3

I don't think reinventing the wheel is the right path. There are a lot of standards currently on use. I think if you wanna markup your elements correctly, start from the basis: there is a global HTML attribute named lang for this purpose. <html lang='de-de'> <html lang='en-us'> ... for an element only <html lang='pt-br'> ... ...


3

What you're looking for is called Punycode. You can do pretty much any Unicode character with it, I believe. Verisign have a nifty conversion tool here. In your scenario, mjölk.com translates to xn--mjlk-6qa.com - xn--mjlk-6qa.com is the domain you'll need to register and the DNS entries you'll need to create if you want that IDN. (You can try this in ...


3

Not a complete list: USA Canada Australia China (PRC) Mexico Malaysia Italy (strictly speaking; we don't collect Italian provinces and I don't think we've ever had a problem with sending mail there) To the best of my knowledge no other European country requires states/provinces in addresses. Also see ...


3

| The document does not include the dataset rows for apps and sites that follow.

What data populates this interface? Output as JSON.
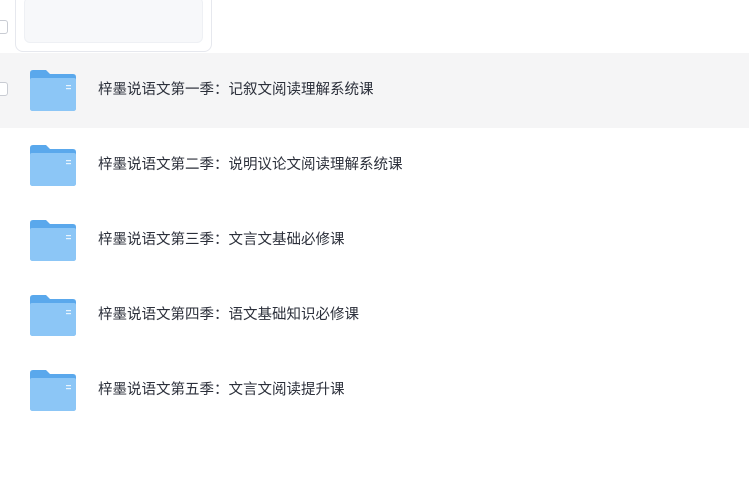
{
  "folders": [
    {
      "name": "梓墨说语文第一季：记叙文阅读理解系统课",
      "type": "folder-icon"
    },
    {
      "name": "梓墨说语文第二季：说明议论文阅读理解系统课",
      "type": "folder-icon"
    },
    {
      "name": "梓墨说语文第三季：文言文基础必修课",
      "type": "folder-icon"
    },
    {
      "name": "梓墨说语文第四季：语文基础知识必修课",
      "type": "folder-icon"
    },
    {
      "name": "梓墨说语文第五季：文言文阅读提升课",
      "type": "folder-icon"
    }
  ],
  "colors": {
    "hover_row": "#f5f5f6",
    "folder_back": "#5aa8ec",
    "folder_front": "#8cc6f6",
    "text": "#2b2f3a"
  }
}
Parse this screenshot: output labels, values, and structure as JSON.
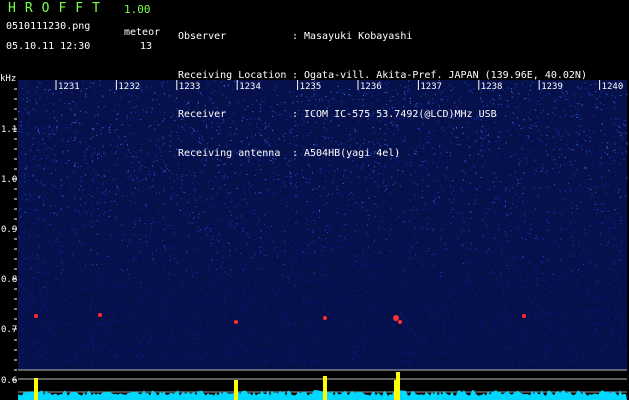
{
  "app": {
    "title": "HROFFT",
    "version": "1.00"
  },
  "file": {
    "name": "0510111230.png",
    "datetime": "05.10.11 12:30"
  },
  "meteor": {
    "label": "meteor",
    "count": "13"
  },
  "info": [
    {
      "key": "Observer",
      "value": "Masayuki Kobayashi"
    },
    {
      "key": "Receiving Location",
      "value": "Ogata-vill. Akita-Pref. JAPAN (139.96E, 40.02N)"
    },
    {
      "key": "Receiver",
      "value": "ICOM IC-575 53.7492(@LCD)MHz USB"
    },
    {
      "key": "Receiving antenna",
      "value": "A504HB(yagi 4el)"
    }
  ],
  "spectrogram": {
    "y_unit": "kHz",
    "y_ticks": [
      "1.1",
      "1.0",
      "0.9",
      "0.8",
      "0.7",
      "0.6"
    ],
    "time_marks": [
      "1231",
      "1232",
      "1233",
      "1234",
      "1235",
      "1236",
      "1237",
      "1238",
      "1239",
      "1240"
    ],
    "colors": {
      "background": "#000000",
      "noise_low": "#0a1a8a",
      "noise_high": "#3a7cff",
      "echo": "#ff3030",
      "level_trace": "#00d8ff",
      "level_peak": "#ffff00",
      "label_green": "#7cff4a"
    }
  }
}
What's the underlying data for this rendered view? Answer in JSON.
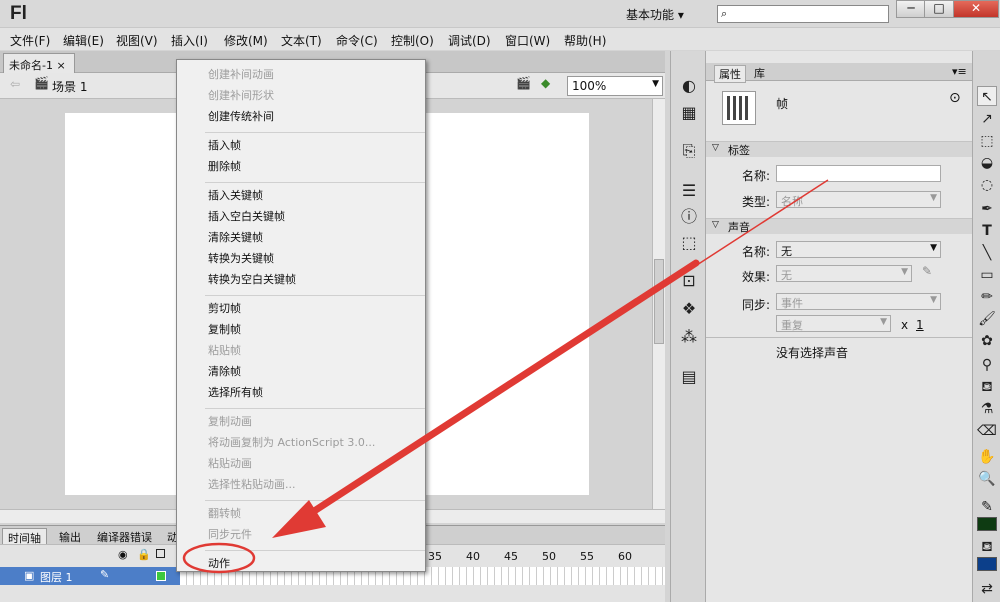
{
  "app": {
    "logo": "Fl",
    "workspace": "基本功能",
    "window_buttons": [
      "─",
      "□",
      "✕"
    ]
  },
  "menu": [
    "文件(F)",
    "编辑(E)",
    "视图(V)",
    "插入(I)",
    "修改(M)",
    "文本(T)",
    "命令(C)",
    "控制(O)",
    "调试(D)",
    "窗口(W)",
    "帮助(H)"
  ],
  "document": {
    "tab_label": "未命名-1",
    "scene": "场景 1",
    "zoom": "100%"
  },
  "timeline": {
    "tabs": [
      "时间轴",
      "输出",
      "编译器错误",
      "动"
    ],
    "frame_numbers": [
      "35",
      "40",
      "45",
      "50",
      "55",
      "60"
    ],
    "layer_name": "图层 1"
  },
  "context_menu": {
    "groups": [
      [
        {
          "label": "创建补间动画",
          "enabled": false
        },
        {
          "label": "创建补间形状",
          "enabled": false
        },
        {
          "label": "创建传统补间",
          "enabled": true
        }
      ],
      [
        {
          "label": "插入帧",
          "enabled": true
        },
        {
          "label": "删除帧",
          "enabled": true
        }
      ],
      [
        {
          "label": "插入关键帧",
          "enabled": true
        },
        {
          "label": "插入空白关键帧",
          "enabled": true
        },
        {
          "label": "清除关键帧",
          "enabled": true
        },
        {
          "label": "转换为关键帧",
          "enabled": true
        },
        {
          "label": "转换为空白关键帧",
          "enabled": true
        }
      ],
      [
        {
          "label": "剪切帧",
          "enabled": true
        },
        {
          "label": "复制帧",
          "enabled": true
        },
        {
          "label": "粘贴帧",
          "enabled": false
        },
        {
          "label": "清除帧",
          "enabled": true
        },
        {
          "label": "选择所有帧",
          "enabled": true
        }
      ],
      [
        {
          "label": "复制动画",
          "enabled": false
        },
        {
          "label": "将动画复制为 ActionScript 3.0...",
          "enabled": false
        },
        {
          "label": "粘贴动画",
          "enabled": false
        },
        {
          "label": "选择性粘贴动画...",
          "enabled": false
        }
      ],
      [
        {
          "label": "翻转帧",
          "enabled": false
        },
        {
          "label": "同步元件",
          "enabled": false
        }
      ],
      [
        {
          "label": "动作",
          "enabled": true
        }
      ]
    ]
  },
  "properties": {
    "tabs": [
      "属性",
      "库"
    ],
    "type_label": "帧",
    "label_section": "标签",
    "name_label": "名称:",
    "name_value": "",
    "type_field_label": "类型:",
    "type_value": "名称",
    "sound_section": "声音",
    "sound_name_label": "名称:",
    "sound_name_value": "无",
    "effect_label": "效果:",
    "effect_value": "无",
    "sync_label": "同步:",
    "sync_value": "事件",
    "repeat_value": "重复",
    "repeat_x": "x",
    "repeat_count": "1",
    "no_sound": "没有选择声音"
  },
  "colors": {
    "annotation": "#e03a34",
    "layer_highlight": "#4c7ec8",
    "stroke_color": "#0e3b12",
    "fill_color": "#0c3f8a"
  }
}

The short answer is "it depends", mostly on what you're going to do with it. Looking at the spec for RFC3987 Internationalized Resource Identifiers, IE is well within it's rights to encode your URLs, especially if you've got a US/UK keyboard assigned where entering an é might not be the simplest of actions for the user... On top of that, I've seen servers ...

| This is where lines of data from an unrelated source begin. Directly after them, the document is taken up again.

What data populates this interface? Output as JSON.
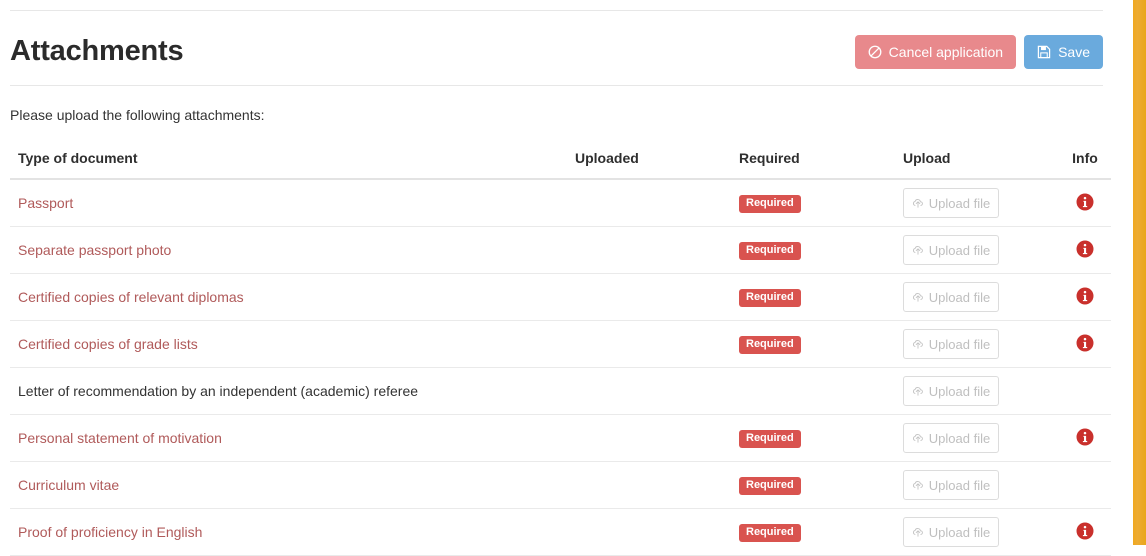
{
  "header": {
    "title": "Attachments",
    "cancel_button": {
      "label": "Cancel application",
      "icon": "ban-icon",
      "color": "#e8898c"
    },
    "save_button": {
      "label": "Save",
      "icon": "floppy-disk-icon",
      "color": "#6aaadd"
    }
  },
  "intro_text": "Please upload the following attachments:",
  "table": {
    "columns": [
      "Type of document",
      "Uploaded",
      "Required",
      "Upload",
      "Info"
    ],
    "required_badge_label": "Required",
    "upload_button_label": "Upload file",
    "upload_button_icon": "cloud-upload-icon",
    "info_icon": "info-circle-icon",
    "badge_color": "#d9534f",
    "link_color": "#b05a5a",
    "rows": [
      {
        "document": "Passport",
        "is_link": true,
        "uploaded": "",
        "required": "Required",
        "upload": "Upload file",
        "info": true
      },
      {
        "document": "Separate passport photo",
        "is_link": true,
        "uploaded": "",
        "required": "Required",
        "upload": "Upload file",
        "info": true
      },
      {
        "document": "Certified copies of relevant diplomas",
        "is_link": true,
        "uploaded": "",
        "required": "Required",
        "upload": "Upload file",
        "info": true
      },
      {
        "document": "Certified copies of grade lists",
        "is_link": true,
        "uploaded": "",
        "required": "Required",
        "upload": "Upload file",
        "info": true
      },
      {
        "document": "Letter of recommendation by an independent (academic) referee",
        "is_link": false,
        "uploaded": "",
        "required": "",
        "upload": "Upload file",
        "info": false
      },
      {
        "document": "Personal statement of motivation",
        "is_link": true,
        "uploaded": "",
        "required": "Required",
        "upload": "Upload file",
        "info": true
      },
      {
        "document": "Curriculum vitae",
        "is_link": true,
        "uploaded": "",
        "required": "Required",
        "upload": "Upload file",
        "info": false
      },
      {
        "document": "Proof of proficiency in English",
        "is_link": true,
        "uploaded": "",
        "required": "Required",
        "upload": "Upload file",
        "info": true
      }
    ]
  },
  "edge_strip_color": "#eda81e"
}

3

There is a free version of a GeoIP database available from Software77. In their FAQ page they say: We cannot add or remove IPs from the database. The process we use is automated and the IPs in the database are as as we get them from the various registries around the world. If a registry does not list an IP the only way to get it in our database is for ...

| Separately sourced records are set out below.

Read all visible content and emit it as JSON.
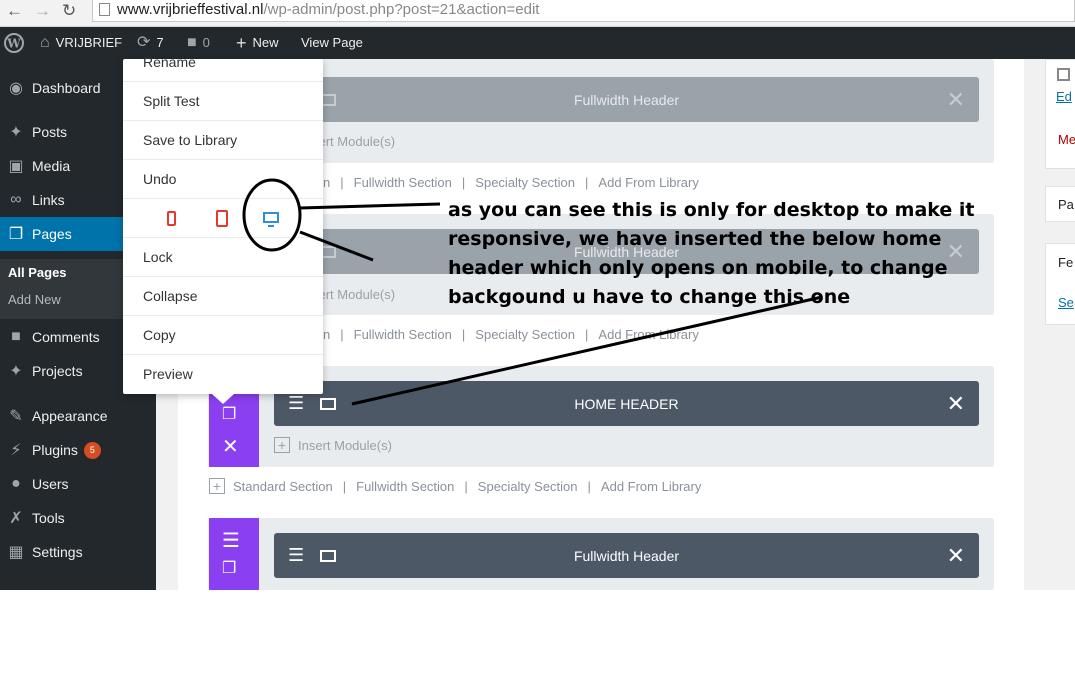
{
  "browser": {
    "url_host": "www.vrijbrieffestival.nl",
    "url_path": "/wp-admin/post.php?post=21&action=edit"
  },
  "adminbar": {
    "site_name": "VRIJBRIEF",
    "updates_count": "7",
    "comments_count": "0",
    "new_label": "New",
    "view_page_label": "View Page"
  },
  "sidebar": {
    "items": [
      {
        "label": "Dashboard",
        "icon": "dashboard-icon"
      },
      {
        "label": "Posts",
        "icon": "pin-icon"
      },
      {
        "label": "Media",
        "icon": "media-icon"
      },
      {
        "label": "Links",
        "icon": "link-icon"
      },
      {
        "label": "Pages",
        "icon": "pages-icon"
      },
      {
        "label": "Comments",
        "icon": "comment-icon"
      },
      {
        "label": "Projects",
        "icon": "pin-icon"
      },
      {
        "label": "Appearance",
        "icon": "brush-icon"
      },
      {
        "label": "Plugins",
        "icon": "plugin-icon",
        "badge": "5"
      },
      {
        "label": "Users",
        "icon": "user-icon"
      },
      {
        "label": "Tools",
        "icon": "wrench-icon"
      },
      {
        "label": "Settings",
        "icon": "settings-icon"
      }
    ],
    "pages_submenu": [
      "All Pages",
      "Add New"
    ]
  },
  "context_menu": {
    "items_top": [
      "Rename",
      "Split Test",
      "Save to Library",
      "Undo"
    ],
    "items_bottom": [
      "Lock",
      "Collapse",
      "Copy",
      "Preview"
    ],
    "device_icons": [
      "phone-icon",
      "tablet-icon",
      "desktop-icon"
    ]
  },
  "builder": {
    "row_titles": [
      "Fullwidth Header",
      "Fullwidth Header",
      "HOME HEADER",
      "Fullwidth Header"
    ],
    "insert_module_label": "Insert Module(s)",
    "insert_module_partial": "sert Module(s)",
    "add_links": [
      "Standard Section",
      "Fullwidth Section",
      "Specialty Section",
      "Add From Library"
    ],
    "add_links_partial_first": "n"
  },
  "right_panel": {
    "labels": [
      "Ed",
      "Me",
      "Pa",
      "Fe",
      "Se"
    ]
  },
  "annotation": {
    "text": "as you can see this is only for desktop to make it responsive, we have inserted the below home header which only opens on mobile, to change backgound u have to change this one"
  },
  "colors": {
    "admin_dark": "#23282d",
    "admin_active": "#0073aa",
    "divi_purple": "#8a3ff0",
    "row_dark": "#4c5866",
    "row_faded": "#9aa2aa",
    "plugin_badge": "#d54e21"
  }
}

3

Wherever feasible, ccTLDs should be first preference. Google recognise them and try to target a site accordingly. User preference should be considered too, as users in some countries exhibit strong preferences for sites on their own ccTLD. For example, a "survey conducted by AFNIC in June 2010 showed a marked preference among French people for .fr domain ...


3

I have localized sites in English for US/UK/AU/IN, in Spanish for ES/MX and in Portuguese for PT/BR. I would recommend splitting out the localized sites into separate top-level or sub-domains. You won't get hit with any duplicate content penalties. Google understands when content is localized like this and allows the same content on multiple sites. When ...


3

Using a combination of localised sites (de.example.com or www.example.com/de/), with a global default landing page at www.example.com in conjunction with conditional redirects based on Accept-Language value is a common and perfectly search engine friendly approach, if properly optimised. Optimise the regional variants by applying lang attribute for those ...


3

also geotarget the subfolder to the main territory he would wish to target for that langauge? You can specify the region (as well as the language) in the hreflang attribute. However, whether you should or not is really dependent on your subject matter. You say that these other languages are simply translations of the English version, so I would guess ...


3

Ok. Found the answer at: Help Google serve the correct language to your visitors We need to have a url tag for each of the url and specify the others as alternate urls.


3

It is not valid. ea.com is using HTML5, but in HTML5 it is only allowed to use name values that are defined in the specification, or registered on the WHATWG wiki page MetaExtensions. lc is not included. If they were using older HTML versions (e.g., HTML 4.01), it would be valid to use this value.


3

This happens when a page includes a hreflang link to an alternate language, but the linked page doesn't link back to it. This Official Google Webmaster Central Blog post explains that: Annotations must be confirmed from the pages they are pointing to. If page A links to page B, page B must link back to page A, otherwise the annotations may not be ...


2

Since your site appears to serve country-specific information at different URLs, you could provide a sitemap to help search engines discover them all. Just make sure you don't block access to any countries due to the assumptions you make based on IP. Always give the user (or in this case, Web crawler) the option to choose a different country.



Only top voted, non community-wiki answers of a minimum length are eligible